◆ EXERCISE AIM ◆
All of the records below need to be copied exactly.

◆ DATA SECTION ◆
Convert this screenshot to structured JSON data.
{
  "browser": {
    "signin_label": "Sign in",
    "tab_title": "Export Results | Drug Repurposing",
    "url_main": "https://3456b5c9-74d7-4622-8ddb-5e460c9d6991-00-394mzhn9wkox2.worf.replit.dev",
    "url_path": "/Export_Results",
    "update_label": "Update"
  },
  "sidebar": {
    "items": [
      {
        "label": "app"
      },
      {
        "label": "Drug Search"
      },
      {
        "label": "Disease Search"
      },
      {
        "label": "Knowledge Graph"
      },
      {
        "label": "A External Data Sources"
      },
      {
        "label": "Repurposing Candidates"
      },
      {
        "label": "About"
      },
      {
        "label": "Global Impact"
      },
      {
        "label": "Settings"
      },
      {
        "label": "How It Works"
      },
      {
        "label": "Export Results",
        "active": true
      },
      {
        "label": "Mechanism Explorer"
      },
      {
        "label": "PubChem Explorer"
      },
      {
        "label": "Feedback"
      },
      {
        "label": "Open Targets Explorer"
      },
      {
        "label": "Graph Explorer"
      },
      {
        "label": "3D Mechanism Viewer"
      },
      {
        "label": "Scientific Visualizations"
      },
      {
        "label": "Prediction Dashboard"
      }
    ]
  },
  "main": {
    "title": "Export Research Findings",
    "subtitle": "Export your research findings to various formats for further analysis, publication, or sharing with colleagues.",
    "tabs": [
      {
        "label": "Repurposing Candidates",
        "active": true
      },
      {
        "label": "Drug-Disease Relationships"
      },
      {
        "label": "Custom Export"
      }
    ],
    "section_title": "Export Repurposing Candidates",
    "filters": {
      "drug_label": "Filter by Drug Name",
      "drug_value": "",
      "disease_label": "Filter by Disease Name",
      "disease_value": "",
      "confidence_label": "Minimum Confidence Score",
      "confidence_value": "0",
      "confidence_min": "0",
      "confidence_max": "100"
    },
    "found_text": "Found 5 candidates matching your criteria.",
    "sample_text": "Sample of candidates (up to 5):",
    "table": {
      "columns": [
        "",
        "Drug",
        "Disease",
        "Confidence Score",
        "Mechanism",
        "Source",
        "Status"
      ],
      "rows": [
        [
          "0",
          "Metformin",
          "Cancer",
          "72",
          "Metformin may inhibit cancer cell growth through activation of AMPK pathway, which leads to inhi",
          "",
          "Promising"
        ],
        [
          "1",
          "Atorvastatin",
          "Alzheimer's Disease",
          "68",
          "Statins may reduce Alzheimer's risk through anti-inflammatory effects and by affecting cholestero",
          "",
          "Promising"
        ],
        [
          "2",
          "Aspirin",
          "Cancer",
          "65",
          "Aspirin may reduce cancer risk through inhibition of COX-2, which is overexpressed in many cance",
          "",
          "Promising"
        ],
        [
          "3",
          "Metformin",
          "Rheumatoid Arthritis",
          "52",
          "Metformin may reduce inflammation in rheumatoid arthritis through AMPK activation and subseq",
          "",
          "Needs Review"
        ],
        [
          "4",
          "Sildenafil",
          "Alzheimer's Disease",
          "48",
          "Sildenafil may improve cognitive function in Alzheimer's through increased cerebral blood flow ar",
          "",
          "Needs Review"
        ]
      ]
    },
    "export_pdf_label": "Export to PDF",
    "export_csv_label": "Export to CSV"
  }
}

◆ OUTPUT OF THE EXERCISE ◆
Convert this screenshot to structured JSON data.
{
  "browser": {
    "signin_label": "Sign in",
    "tab_title": "Export Results | Drug Repurposing",
    "url_main": "https://3456b5c9-74d7-4622-8ddb-5e460c9d6991-00-394mzhn9wkox2.worf.replit.dev",
    "url_path": "/Export_Results",
    "update_label": "Update"
  },
  "sidebar": {
    "items": [
      {
        "label": "app"
      },
      {
        "label": "Drug Search"
      },
      {
        "label": "Disease Search"
      },
      {
        "label": "Knowledge Graph"
      },
      {
        "label": "A External Data Sources"
      },
      {
        "label": "Repurposing Candidates"
      },
      {
        "label": "About"
      },
      {
        "label": "Global Impact"
      },
      {
        "label": "Settings"
      },
      {
        "label": "How It Works"
      },
      {
        "label": "Export Results",
        "active": true
      },
      {
        "label": "Mechanism Explorer"
      },
      {
        "label": "PubChem Explorer"
      },
      {
        "label": "Feedback"
      },
      {
        "label": "Open Targets Explorer"
      },
      {
        "label": "Graph Explorer"
      },
      {
        "label": "3D Mechanism Viewer"
      },
      {
        "label": "Scientific Visualizations"
      },
      {
        "label": "Prediction Dashboard"
      }
    ]
  },
  "main": {
    "title": "Export Research Findings",
    "subtitle": "Export your research findings to various formats for further analysis, publication, or sharing with colleagues.",
    "tabs": [
      {
        "label": "Repurposing Candidates",
        "active": true
      },
      {
        "label": "Drug-Disease Relationships"
      },
      {
        "label": "Custom Export"
      }
    ],
    "section_title": "Export Repurposing Candidates",
    "filters": {
      "drug_label": "Filter by Drug Name",
      "drug_value": "",
      "disease_label": "Filter by Disease Name",
      "disease_value": "",
      "confidence_label": "Minimum Confidence Score",
      "confidence_value": "0",
      "confidence_min": "0",
      "confidence_max": "100"
    },
    "found_text": "Found 5 candidates matching your criteria.",
    "sample_text": "Sample of candidates (up to 5):",
    "table": {
      "columns": [
        "",
        "Drug",
        "Disease",
        "Confidence Score",
        "Mechanism",
        "Source",
        "Status"
      ],
      "rows": [
        [
          "0",
          "Metformin",
          "Cancer",
          "72",
          "Metformin may inhibit cancer cell growth through activation of AMPK pathway, which leads to inhi",
          "",
          "Promising"
        ],
        [
          "1",
          "Atorvastatin",
          "Alzheimer's Disease",
          "68",
          "Statins may reduce Alzheimer's risk through anti-inflammatory effects and by affecting cholestero",
          "",
          "Promising"
        ],
        [
          "2",
          "Aspirin",
          "Cancer",
          "65",
          "Aspirin may reduce cancer risk through inhibition of COX-2, which is overexpressed in many cance",
          "",
          "Promising"
        ],
        [
          "3",
          "Metformin",
          "Rheumatoid Arthritis",
          "52",
          "Metformin may reduce inflammation in rheumatoid arthritis through AMPK activation and subseq",
          "",
          "Needs Review"
        ],
        [
          "4",
          "Sildenafil",
          "Alzheimer's Disease",
          "48",
          "Sildenafil may improve cognitive function in Alzheimer's through increased cerebral blood flow ar",
          "",
          "Needs Review"
        ]
      ]
    },
    "export_pdf_label": "Export to PDF",
    "export_csv_label": "Export to CSV"
  }
}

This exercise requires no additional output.